Blood & Iron
Voices of Eternity
Released: 2013, Self Released
Reviewer: Aaron Yurkiewicz
When presented with a moniker like Blood & Iron, there’s a certain degree of implied comfort that comes along with it – you know you’re probably gonna get some epic metal. And some epic metal ye will receive on Blood & Iron’s recently released VOICES OF ETERNITY. Some quick history for the uninformed – based out of Bangalore, India, Blood & Iron trace their origins back to 2005 and started releasing music independently shortly thereafter. Bred on a steady diet of classic metal, VOICES OF ETERNITY is actually the band’s third album, took 2 years to make, and features 7 contributing artists spread across 3 countries. That, dear readers, is what you called commitment to your craft. Summoning the inspiration in the most traditional of veins, Blood & Iron straddle the line between classic Maiden/Priest sensibilities, with the complexity and nuance of early Savatage/Queensryche, but strictly the pre-90’s material from said bands. It’s not always a perfect execution, but it’s pretty friggin’ respectable effort.

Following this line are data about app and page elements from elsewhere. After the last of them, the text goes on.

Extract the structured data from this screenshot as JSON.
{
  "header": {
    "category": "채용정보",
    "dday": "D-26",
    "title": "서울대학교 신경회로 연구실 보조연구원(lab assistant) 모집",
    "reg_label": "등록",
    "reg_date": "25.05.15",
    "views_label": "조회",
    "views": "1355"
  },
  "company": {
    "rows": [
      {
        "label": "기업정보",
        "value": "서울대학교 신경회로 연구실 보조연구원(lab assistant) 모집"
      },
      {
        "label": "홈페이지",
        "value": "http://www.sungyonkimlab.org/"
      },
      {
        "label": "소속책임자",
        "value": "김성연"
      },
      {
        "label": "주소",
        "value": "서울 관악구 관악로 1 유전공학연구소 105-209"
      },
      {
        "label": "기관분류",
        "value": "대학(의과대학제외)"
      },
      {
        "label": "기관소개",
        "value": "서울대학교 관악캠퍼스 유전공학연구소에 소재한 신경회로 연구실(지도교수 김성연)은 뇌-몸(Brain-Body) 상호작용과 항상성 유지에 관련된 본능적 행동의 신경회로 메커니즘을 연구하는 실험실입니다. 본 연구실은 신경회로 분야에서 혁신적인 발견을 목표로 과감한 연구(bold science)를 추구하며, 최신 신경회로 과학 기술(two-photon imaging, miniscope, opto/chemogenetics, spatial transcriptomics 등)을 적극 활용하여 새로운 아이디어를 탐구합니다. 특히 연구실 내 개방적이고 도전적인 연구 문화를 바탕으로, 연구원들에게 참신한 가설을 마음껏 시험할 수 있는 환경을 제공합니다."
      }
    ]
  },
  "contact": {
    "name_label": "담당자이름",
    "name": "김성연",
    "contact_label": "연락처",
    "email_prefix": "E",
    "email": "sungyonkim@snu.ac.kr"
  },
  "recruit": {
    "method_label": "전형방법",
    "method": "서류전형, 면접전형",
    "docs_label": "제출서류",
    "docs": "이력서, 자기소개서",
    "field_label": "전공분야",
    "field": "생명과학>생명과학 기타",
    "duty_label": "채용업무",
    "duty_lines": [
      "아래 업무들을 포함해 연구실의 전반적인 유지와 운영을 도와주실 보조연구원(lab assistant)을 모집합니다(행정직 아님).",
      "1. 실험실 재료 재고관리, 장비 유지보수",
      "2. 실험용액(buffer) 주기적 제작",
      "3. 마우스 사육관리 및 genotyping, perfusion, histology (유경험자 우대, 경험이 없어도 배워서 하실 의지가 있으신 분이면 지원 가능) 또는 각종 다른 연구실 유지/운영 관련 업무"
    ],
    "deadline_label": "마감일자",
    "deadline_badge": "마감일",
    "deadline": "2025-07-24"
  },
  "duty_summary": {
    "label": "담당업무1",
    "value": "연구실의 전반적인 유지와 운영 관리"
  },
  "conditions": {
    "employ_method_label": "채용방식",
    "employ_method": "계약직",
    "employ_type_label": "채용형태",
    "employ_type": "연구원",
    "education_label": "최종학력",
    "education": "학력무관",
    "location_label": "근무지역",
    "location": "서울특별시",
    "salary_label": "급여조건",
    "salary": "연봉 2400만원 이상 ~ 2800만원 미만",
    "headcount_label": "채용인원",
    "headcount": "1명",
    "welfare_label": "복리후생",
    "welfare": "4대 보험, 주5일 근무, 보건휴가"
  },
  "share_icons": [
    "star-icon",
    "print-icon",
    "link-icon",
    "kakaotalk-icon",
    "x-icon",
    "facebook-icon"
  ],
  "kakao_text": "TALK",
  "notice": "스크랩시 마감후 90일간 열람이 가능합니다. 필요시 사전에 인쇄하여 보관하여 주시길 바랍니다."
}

What endeared me most about Blood & Iron is the complete lack of pomp and/or over the top theatrics that typically accompany so-called “traditional” metal bands today. While at times VOICES OF ETERNITY has moments of grandiosity, it is at its core, a very straightforward, no bullshit album. I’m not gonna lie, when I heard the opening moments of “Eternal Rites” with its crunch, harmonics, and whammy bends, my mind immediately skipped back in time to a much younger me sitting in my bedroom, spinning records like HALL OF THE MOUNTAIN KING for the first time, and feeling the hair on my neck stand up in a way that I’ll never forget. And then Giles Lavery opens his pipes with a welcoming, wailing “YEAAAAHHHHHHH”, it just feels so, soooo right. The 9 tracks on VOICES OF ETERNITY cover familiar tomes of the metal faithful – good n’ evil, rebellion, apocalyptic turmoil, choices and consequence, and even a homage to George R. R. Martin’s “A Song of Ice and Fire” (which is a pretty metal piece of work on its own merit), but pageantry never oversteps musicianship, giving the whole affair that much more credibility.
Musically speaking, the band has some serious chops amongst them. The guitar duo of Shetty and Bains are relentless, balancing crunching rhythms against tastefully shredtastic lead runs across the album (check out “Ascendant”, the aforementioned “Eternal Fire” or the dizzying opening of “Redemption Day” for proof). Tracks like the Martin inspired “Ghost of Memory” and “Path Not Taken” are more advantageous efforts, and show the band stretching their progressive inclinations the furthest. Dragonclaw frontman Giles Lavery guests as lead vocalist on the album, and while at times I wished he would reel his performance in just a wee bit, there’s no denying that the guy has range. And drummer Praveen Kumar is a sort of unsung hero; his performance is seated way back in the mix, but the guy seamlessly covers territory between standard 4/4 timekeeping to blast beat frenzy.
For all of the high points across VOICES OF ETERNITY, there are a few bones of contention. Tracks like “Underground Rebellion” and “Legion” tend to overstay their welcome whilst relying on sing-a-long choruses, and as mentioned earlier, Lavery tends to lay the vocal histrionics on a bit thick at times. And one of the drawbacks to having your recording lineup reside in different countries is that the end result can sound patched together, which VOICES OF ETERNITY does at times. Despite multi-tracking on the vocals, they’re mixed way up front and have a decidedly different feel than the supporting instrumentation. When the band is rockin’ it’s not as noticeable, but there are assuredly points where it takes you out of the moment.
Those points aside, Blood & Iron have delivered an excellent album that will win over some through its nostalgia and others through its ingenuity. But either way, chances are that VOICES OF ETERNITY will win you over. Take a trip to the Blood & Iron Facebook page for more info.